[Data records Boundary: Start]

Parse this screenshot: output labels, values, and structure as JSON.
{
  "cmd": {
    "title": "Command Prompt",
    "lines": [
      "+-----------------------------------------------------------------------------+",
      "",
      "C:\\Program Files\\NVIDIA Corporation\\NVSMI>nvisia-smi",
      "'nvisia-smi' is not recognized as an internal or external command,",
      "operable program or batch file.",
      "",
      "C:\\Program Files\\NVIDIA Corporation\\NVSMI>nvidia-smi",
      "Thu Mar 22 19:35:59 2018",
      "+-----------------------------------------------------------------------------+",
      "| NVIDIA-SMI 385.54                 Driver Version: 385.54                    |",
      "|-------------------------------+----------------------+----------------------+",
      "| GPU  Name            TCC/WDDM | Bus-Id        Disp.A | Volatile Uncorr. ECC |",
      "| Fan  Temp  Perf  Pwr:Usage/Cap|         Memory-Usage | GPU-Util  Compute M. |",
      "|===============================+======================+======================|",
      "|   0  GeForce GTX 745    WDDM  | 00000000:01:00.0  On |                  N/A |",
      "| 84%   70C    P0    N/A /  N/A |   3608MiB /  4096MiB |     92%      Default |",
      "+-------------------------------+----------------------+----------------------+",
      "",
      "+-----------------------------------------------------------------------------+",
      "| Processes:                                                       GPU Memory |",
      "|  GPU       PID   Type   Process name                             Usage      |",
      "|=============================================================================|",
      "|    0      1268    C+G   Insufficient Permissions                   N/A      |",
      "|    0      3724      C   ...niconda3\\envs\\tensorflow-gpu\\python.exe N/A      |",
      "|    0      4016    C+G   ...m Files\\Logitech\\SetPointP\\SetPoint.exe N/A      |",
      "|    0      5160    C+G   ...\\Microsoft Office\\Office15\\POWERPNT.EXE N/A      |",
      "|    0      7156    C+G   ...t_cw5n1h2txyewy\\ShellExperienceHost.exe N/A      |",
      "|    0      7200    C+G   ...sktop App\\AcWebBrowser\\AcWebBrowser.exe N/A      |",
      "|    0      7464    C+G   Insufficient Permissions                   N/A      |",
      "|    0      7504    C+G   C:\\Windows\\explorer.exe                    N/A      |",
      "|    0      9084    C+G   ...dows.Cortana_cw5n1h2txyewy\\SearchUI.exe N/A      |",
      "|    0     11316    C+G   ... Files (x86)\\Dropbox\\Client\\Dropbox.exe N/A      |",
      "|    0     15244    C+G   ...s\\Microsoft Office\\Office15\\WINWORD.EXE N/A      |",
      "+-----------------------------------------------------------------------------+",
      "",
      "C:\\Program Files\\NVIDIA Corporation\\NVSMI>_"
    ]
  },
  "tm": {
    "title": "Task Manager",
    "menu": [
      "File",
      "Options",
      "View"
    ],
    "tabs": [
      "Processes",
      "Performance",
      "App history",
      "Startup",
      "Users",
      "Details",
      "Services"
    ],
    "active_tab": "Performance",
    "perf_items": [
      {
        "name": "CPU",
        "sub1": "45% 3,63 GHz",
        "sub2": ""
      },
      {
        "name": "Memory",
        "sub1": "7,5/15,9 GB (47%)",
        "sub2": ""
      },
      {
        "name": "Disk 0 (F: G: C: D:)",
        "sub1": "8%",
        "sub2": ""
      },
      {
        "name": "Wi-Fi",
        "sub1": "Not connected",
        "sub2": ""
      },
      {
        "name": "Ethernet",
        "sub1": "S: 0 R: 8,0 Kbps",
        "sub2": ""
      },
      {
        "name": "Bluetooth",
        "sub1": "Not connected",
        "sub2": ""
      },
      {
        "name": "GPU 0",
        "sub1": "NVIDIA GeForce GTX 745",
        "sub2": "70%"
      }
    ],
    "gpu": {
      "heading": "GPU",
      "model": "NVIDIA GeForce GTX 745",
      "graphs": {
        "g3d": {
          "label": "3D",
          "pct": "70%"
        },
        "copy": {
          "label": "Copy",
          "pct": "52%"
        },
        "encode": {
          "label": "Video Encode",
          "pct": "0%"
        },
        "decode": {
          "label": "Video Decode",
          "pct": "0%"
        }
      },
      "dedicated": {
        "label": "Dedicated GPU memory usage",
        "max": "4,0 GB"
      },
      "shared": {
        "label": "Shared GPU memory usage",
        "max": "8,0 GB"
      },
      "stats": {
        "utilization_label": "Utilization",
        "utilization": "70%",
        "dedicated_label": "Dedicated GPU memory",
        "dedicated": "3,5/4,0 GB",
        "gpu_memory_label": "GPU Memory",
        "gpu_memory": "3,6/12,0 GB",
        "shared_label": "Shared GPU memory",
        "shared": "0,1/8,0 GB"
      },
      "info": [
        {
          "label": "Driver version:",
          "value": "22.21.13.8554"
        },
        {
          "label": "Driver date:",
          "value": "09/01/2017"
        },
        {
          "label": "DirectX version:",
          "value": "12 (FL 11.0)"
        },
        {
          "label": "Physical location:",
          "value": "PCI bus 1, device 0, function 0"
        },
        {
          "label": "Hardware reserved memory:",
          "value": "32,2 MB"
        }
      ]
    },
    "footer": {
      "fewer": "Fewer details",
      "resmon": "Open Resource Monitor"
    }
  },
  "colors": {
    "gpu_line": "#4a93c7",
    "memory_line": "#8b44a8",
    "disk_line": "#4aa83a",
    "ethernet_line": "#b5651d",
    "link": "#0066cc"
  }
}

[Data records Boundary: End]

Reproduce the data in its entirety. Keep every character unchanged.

### Answer to the problem
Parse this screenshot: output labels, values, and structure as JSON.
{
  "cmd": {
    "title": "Command Prompt",
    "lines": [
      "+-----------------------------------------------------------------------------+",
      "",
      "C:\\Program Files\\NVIDIA Corporation\\NVSMI>nvisia-smi",
      "'nvisia-smi' is not recognized as an internal or external command,",
      "operable program or batch file.",
      "",
      "C:\\Program Files\\NVIDIA Corporation\\NVSMI>nvidia-smi",
      "Thu Mar 22 19:35:59 2018",
      "+-----------------------------------------------------------------------------+",
      "| NVIDIA-SMI 385.54                 Driver Version: 385.54                    |",
      "|-------------------------------+----------------------+----------------------+",
      "| GPU  Name            TCC/WDDM | Bus-Id        Disp.A | Volatile Uncorr. ECC |",
      "| Fan  Temp  Perf  Pwr:Usage/Cap|         Memory-Usage | GPU-Util  Compute M. |",
      "|===============================+======================+======================|",
      "|   0  GeForce GTX 745    WDDM  | 00000000:01:00.0  On |                  N/A |",
      "| 84%   70C    P0    N/A /  N/A |   3608MiB /  4096MiB |     92%      Default |",
      "+-------------------------------+----------------------+----------------------+",
      "",
      "+-----------------------------------------------------------------------------+",
      "| Processes:                                                       GPU Memory |",
      "|  GPU       PID   Type   Process name                             Usage      |",
      "|=============================================================================|",
      "|    0      1268    C+G   Insufficient Permissions                   N/A      |",
      "|    0      3724      C   ...niconda3\\envs\\tensorflow-gpu\\python.exe N/A      |",
      "|    0      4016    C+G   ...m Files\\Logitech\\SetPointP\\SetPoint.exe N/A      |",
      "|    0      5160    C+G   ...\\Microsoft Office\\Office15\\POWERPNT.EXE N/A      |",
      "|    0      7156    C+G   ...t_cw5n1h2txyewy\\ShellExperienceHost.exe N/A      |",
      "|    0      7200    C+G   ...sktop App\\AcWebBrowser\\AcWebBrowser.exe N/A      |",
      "|    0      7464    C+G   Insufficient Permissions                   N/A      |",
      "|    0      7504    C+G   C:\\Windows\\explorer.exe                    N/A      |",
      "|    0      9084    C+G   ...dows.Cortana_cw5n1h2txyewy\\SearchUI.exe N/A      |",
      "|    0     11316    C+G   ... Files (x86)\\Dropbox\\Client\\Dropbox.exe N/A      |",
      "|    0     15244    C+G   ...s\\Microsoft Office\\Office15\\WINWORD.EXE N/A      |",
      "+-----------------------------------------------------------------------------+",
      "",
      "C:\\Program Files\\NVIDIA Corporation\\NVSMI>_"
    ]
  },
  "tm": {
    "title": "Task Manager",
    "menu": [
      "File",
      "Options",
      "View"
    ],
    "tabs": [
      "Processes",
      "Performance",
      "App history",
      "Startup",
      "Users",
      "Details",
      "Services"
    ],
    "active_tab": "Performance",
    "perf_items": [
      {
        "name": "CPU",
        "sub1": "45% 3,63 GHz",
        "sub2": ""
      },
      {
        "name": "Memory",
        "sub1": "7,5/15,9 GB (47%)",
        "sub2": ""
      },
      {
        "name": "Disk 0 (F: G: C: D:)",
        "sub1": "8%",
        "sub2": ""
      },
      {
        "name": "Wi-Fi",
        "sub1": "Not connected",
        "sub2": ""
      },
      {
        "name": "Ethernet",
        "sub1": "S: 0 R: 8,0 Kbps",
        "sub2": ""
      },
      {
        "name": "Bluetooth",
        "sub1": "Not connected",
        "sub2": ""
      },
      {
        "name": "GPU 0",
        "sub1": "NVIDIA GeForce GTX 745",
        "sub2": "70%"
      }
    ],
    "gpu": {
      "heading": "GPU",
      "model": "NVIDIA GeForce GTX 745",
      "graphs": {
        "g3d": {
          "label": "3D",
          "pct": "70%"
        },
        "copy": {
          "label": "Copy",
          "pct": "52%"
        },
        "encode": {
          "label": "Video Encode",
          "pct": "0%"
        },
        "decode": {
          "label": "Video Decode",
          "pct": "0%"
        }
      },
      "dedicated": {
        "label": "Dedicated GPU memory usage",
        "max": "4,0 GB"
      },
      "shared": {
        "label": "Shared GPU memory usage",
        "max": "8,0 GB"
      },
      "stats": {
        "utilization_label": "Utilization",
        "utilization": "70%",
        "dedicated_label": "Dedicated GPU memory",
        "dedicated": "3,5/4,0 GB",
        "gpu_memory_label": "GPU Memory",
        "gpu_memory": "3,6/12,0 GB",
        "shared_label": "Shared GPU memory",
        "shared": "0,1/8,0 GB"
      },
      "info": [
        {
          "label": "Driver version:",
          "value": "22.21.13.8554"
        },
        {
          "label": "Driver date:",
          "value": "09/01/2017"
        },
        {
          "label": "DirectX version:",
          "value": "12 (FL 11.0)"
        },
        {
          "label": "Physical location:",
          "value": "PCI bus 1, device 0, function 0"
        },
        {
          "label": "Hardware reserved memory:",
          "value": "32,2 MB"
        }
      ]
    },
    "footer": {
      "fewer": "Fewer details",
      "resmon": "Open Resource Monitor"
    }
  },
  "colors": {
    "gpu_line": "#4a93c7",
    "memory_line": "#8b44a8",
    "disk_line": "#4aa83a",
    "ethernet_line": "#b5651d",
    "link": "#0066cc"
  }
}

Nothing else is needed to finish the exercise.